medical breakthrough
The chip is only as big as a cuff link, but will need only a single touch to induce cell level reprogramming Ohio State University Wexner Medical Center

Researchers at Ohio State University have created a device that can heal damaged tissue after only a single touch by reprogramming cells from the skin using genetic code to reach injured or malfunctioning cells, healing them in the process.

The technology known as Tissue Nanotransfection (TNT), works by introducing a mild electrical current to a small cuff link-sized chip placed on the skin. "It takes just a fraction of a second. You simply touch the chip to the wounded area, then remove it," said Chandan Sen, PhD, director of the Centre for Regenerative Medicine and Cell-Based Therapies at The Ohio State University Wexner Medical Centre.

"At that point, the cell reprogramming begins," he added. Genetic code will be provided by the chip and once it is activated, it will begin to reprogram cells. It was reported that the technique works with a 98% efficiency.

Cells that have been reprogrammed will transform themselves into cells that are needed for healing or replacement, said a university release. Skin cells can become vascular cells, brain cells or any other type of cells that are needed, they claim.

In a lab experiment, they were able to save an injured rat with this chip. After just a single touch, the rat's leg, which in scans showed close to no vascular activity and blood flow before the treatment, started to heal and slowly recover. "We reprogrammed the skin cells to become vascular cells," Sen said. "Within a week we began noticing the transformation."

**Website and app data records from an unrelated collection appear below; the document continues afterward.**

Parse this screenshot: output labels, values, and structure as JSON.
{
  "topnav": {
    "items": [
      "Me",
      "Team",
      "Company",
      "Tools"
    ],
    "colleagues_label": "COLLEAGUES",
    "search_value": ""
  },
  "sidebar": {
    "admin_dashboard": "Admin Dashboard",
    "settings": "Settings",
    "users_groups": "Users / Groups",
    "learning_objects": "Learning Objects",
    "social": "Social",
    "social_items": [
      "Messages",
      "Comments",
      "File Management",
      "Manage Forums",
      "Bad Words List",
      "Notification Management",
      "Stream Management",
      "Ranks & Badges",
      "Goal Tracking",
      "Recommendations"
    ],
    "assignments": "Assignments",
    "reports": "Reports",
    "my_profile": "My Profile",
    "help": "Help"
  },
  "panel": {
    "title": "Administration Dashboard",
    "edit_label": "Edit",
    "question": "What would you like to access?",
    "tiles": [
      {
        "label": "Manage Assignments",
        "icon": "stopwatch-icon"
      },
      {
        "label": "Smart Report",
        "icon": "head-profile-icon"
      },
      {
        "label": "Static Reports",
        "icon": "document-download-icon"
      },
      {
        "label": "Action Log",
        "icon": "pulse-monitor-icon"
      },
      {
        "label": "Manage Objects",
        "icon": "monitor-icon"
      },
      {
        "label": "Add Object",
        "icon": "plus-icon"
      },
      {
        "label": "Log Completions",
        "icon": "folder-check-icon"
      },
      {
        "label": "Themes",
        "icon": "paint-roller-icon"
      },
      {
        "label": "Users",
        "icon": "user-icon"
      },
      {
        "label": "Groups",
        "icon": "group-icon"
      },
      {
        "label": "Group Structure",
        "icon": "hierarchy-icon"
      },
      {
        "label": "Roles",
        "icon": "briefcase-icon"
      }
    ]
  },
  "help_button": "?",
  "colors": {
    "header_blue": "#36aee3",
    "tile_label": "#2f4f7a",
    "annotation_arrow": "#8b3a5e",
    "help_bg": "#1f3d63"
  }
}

Tissue reprogrammed
A mouse's leg was saved with just a single touch Ohio State University Wexner Medical Center

In three weeks, the leg of the mouse was completely saved and healed without the need for any other form of treatment, claims the team.

When the chip is placed on the skin and current is applied, channels through the skin are created. DNA and RNA information is fed through these channels and they begin to reprogram cells as they take root, according to the report.

This treatment is instantaneous, but healing will take time, sometimes up to a few weeks, say researchers.

While applications on skin cells seem exciting enough, "it not only works on the skin, but on any type of tissue", Sen said. They were able to reprogram brain cells of a mouse on its skin and harvest them later on, inject them into the brain of an injured mouse and help the animal recover from a stroke. The researchers claim that the mouse experimented on actually healed.

As of now, scientists have only been able to test this technique on lab animals, but human trials are to begin shortly. Since their technology does not make use of any pharmaceuticals or medication, the team expects to get approval for human trials by next year.